Don't Let Your Sons (And Daughters) Grow Up To Be Newspaper Reporters
As best I can recall, it was supposed to be a quick cup of coffee. A young reporter was looking for the scoop on the area's power brokers and corruptocrats.
I was the cynical metro columnist who knew the place.
It had to be 10 years ago.
I figured I’d do most of the talking. Yet it was something she said that proved both prescient and unforgettable.
When I asked where she lived, the reporter said something like this:
"We rent an apartment. We really want to buy a house but we’re afraid to get a mortgage because we know we’ll be making less money every year.”
That got my attention.
I mean, how many educated professionals in their twenties EXPECT their standard of living to tumble year after year?
That wasn't the case when I was a 20-something newspaper reporter. Back then there were annual raises. If your byline file was fat so were the pay hikes. Oh, and there were Christmas bonuses. Pensions.
Shoot, we weren't just printing papers, we were printing money.
Salaries at most newspapers have been stagnant for years, even as the cost of living has crept up. That means the spending power of many newspaper reporters shrinks year after year. On top of that, they live under the constant threat of layoffs.
I couldn't help myself that day.
Get out of newspapers, I advised the youngster.
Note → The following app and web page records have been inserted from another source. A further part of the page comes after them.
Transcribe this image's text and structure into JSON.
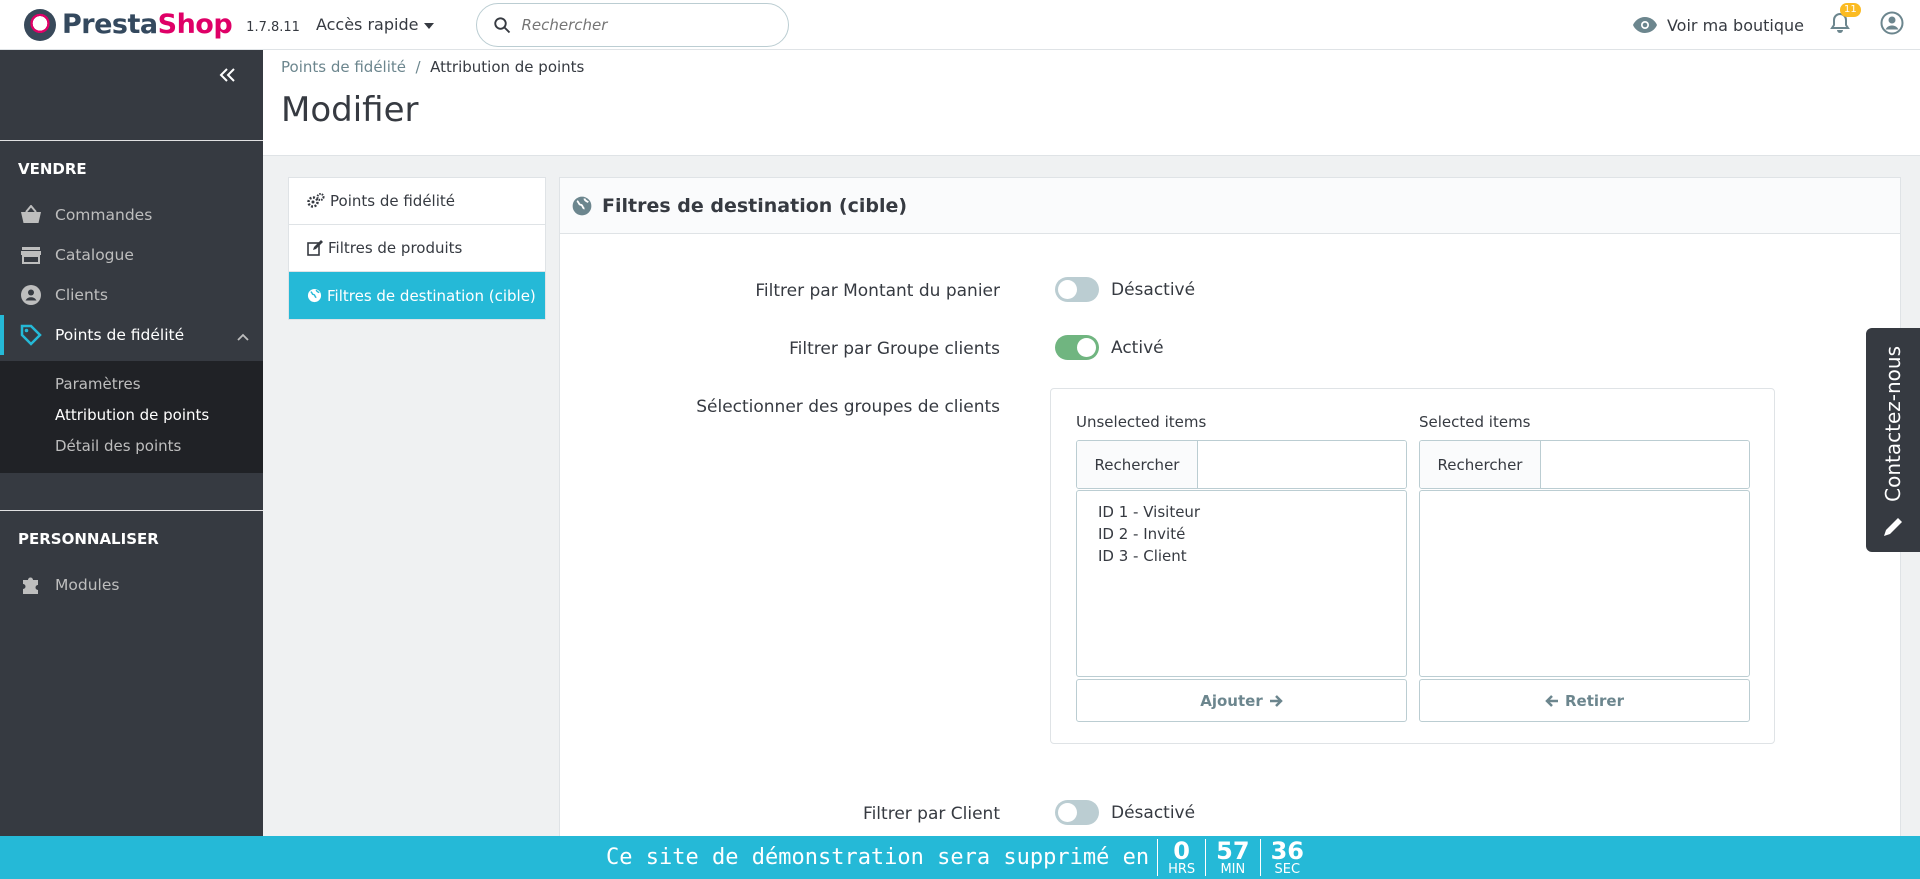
{
  "header": {
    "brand_prefix": "Presta",
    "brand_suffix": "Shop",
    "version": "1.7.8.11",
    "quick_access": "Accès rapide",
    "search_placeholder": "Rechercher",
    "shop_link": "Voir ma boutique",
    "notifications_count": "11"
  },
  "sidebar": {
    "section_sell": "VENDRE",
    "items": [
      {
        "label": "Commandes",
        "icon": "basket-icon"
      },
      {
        "label": "Catalogue",
        "icon": "store-icon"
      },
      {
        "label": "Clients",
        "icon": "account-icon"
      },
      {
        "label": "Points de fidélité",
        "icon": "tag-icon"
      }
    ],
    "submenu": [
      "Paramètres",
      "Attribution de points",
      "Détail des points"
    ],
    "section_customize": "PERSONNALISER",
    "customize_items": [
      {
        "label": "Modules",
        "icon": "puzzle-icon"
      }
    ]
  },
  "page": {
    "breadcrumb_parent": "Points de fidélité",
    "breadcrumb_separator": "/",
    "breadcrumb_current": "Attribution de points",
    "title": "Modifier"
  },
  "tabs": [
    "Points de fidélité",
    "Filtres de produits",
    "Filtres de destination (cible)"
  ],
  "panel": {
    "title": "Filtres de destination (cible)",
    "fields": [
      {
        "label": "Filtrer par Montant du panier",
        "state": "Désactivé",
        "on": false
      },
      {
        "label": "Filtrer par Groupe clients",
        "state": "Activé",
        "on": true
      },
      {
        "label": "Sélectionner des groupes de clients"
      },
      {
        "label": "Filtrer par Client",
        "state": "Désactivé",
        "on": false
      }
    ],
    "dual_list": {
      "unselected_label": "Unselected items",
      "selected_label": "Selected items",
      "search_label": "Rechercher",
      "unselected_items": [
        "ID 1 - Visiteur",
        "ID 2 - Invité",
        "ID 3 - Client"
      ],
      "add_button": "Ajouter",
      "remove_button": "Retirer"
    }
  },
  "contact_tab": "Contactez-nous",
  "demo_bar": {
    "text": "Ce site de démonstration sera supprimé en",
    "hours": "0",
    "hours_unit": "HRS",
    "minutes": "57",
    "minutes_unit": "MIN",
    "seconds": "36",
    "seconds_unit": "SEC"
  },
  "colors": {
    "accent": "#25b9d7",
    "sidebar": "#363a41",
    "toggle_on": "#70b580",
    "toggle_off": "#bbcdd2"
  }
}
Unless you have a big fat trust fund, I thought to myself.
I recalled that conversation when I read a blog post yesterday headlined, "Death By Inches," by Jeri Rowe, a newspaperman who left the Greensboro News & Record a few years ago for academia.
The News & Record just had layoffs - rather, more layoffs - and Rowe reminisced about a trio of talented journalists who were departing.
“Now, any time I go into the newsroom, I spot all those empty cubicles,” Rowe wrote. “So, I don’t go in much. Can’t. The News & Record – a place where I worked for nearly a quarter century – is dying.
“I hate it.”
Me too. I cringe at what has happened to newspapers. I can remember when newsrooms were noisy, crowded, crazy places to work. They were populated with crusty editors, eccentric characters and poorly dressed wordsmiths who could write like angels.
Each week brings more bad news. Last week's horror was The Denver Post, which announced that 30 newsroom employees were getting the ax.
Now there are tumbleweeds blowing down the quiet aisles of newsrooms. The reporters are smart - smarter maybe than we were - stretched thin and stressed out. Worse, they'll never know what it was like to really work a beat and only blow into the newsroom long enough to pound out a story before heading back to the street.
And sadly, what was once an exciting and profitable career for smart, wickedly good writers now offers an uncertain future and anemic salaries. In most places, anyway.
Why am I telling you this? Perhaps you have a high school senior who’s ready to head off to college.
If your kid is considering a career in journalism you need to talk him or her out of it. Unless there's a trust fund, that is.
Don't take my word for it. According to a piece last year in The Hill, the annual ranking of jobs pronounced newspaper reporting the least-desirable in America.
"The research found that the worst job on the list, newspaper reporter, has a median salary of $37,820 and an expected job growth rate of minus 8 percent."
Minus 8 percent.
The worst job in America.
Worst than logging and pest control workers.
Still, there's a romantic allure to journalism. And yes, it really is a calling. Or it was. A profession with a rich, honorable history, dedicated to telling the truth.
Sadly, those lofty ideals won't feed a family or pay the mortgage. We all work for money and there isn't much of it in newspapers these days.
So tell your kids what I tell teens when they say they want to be a newspaper reporter: Find something else to do.
I hear Terminex is hiring.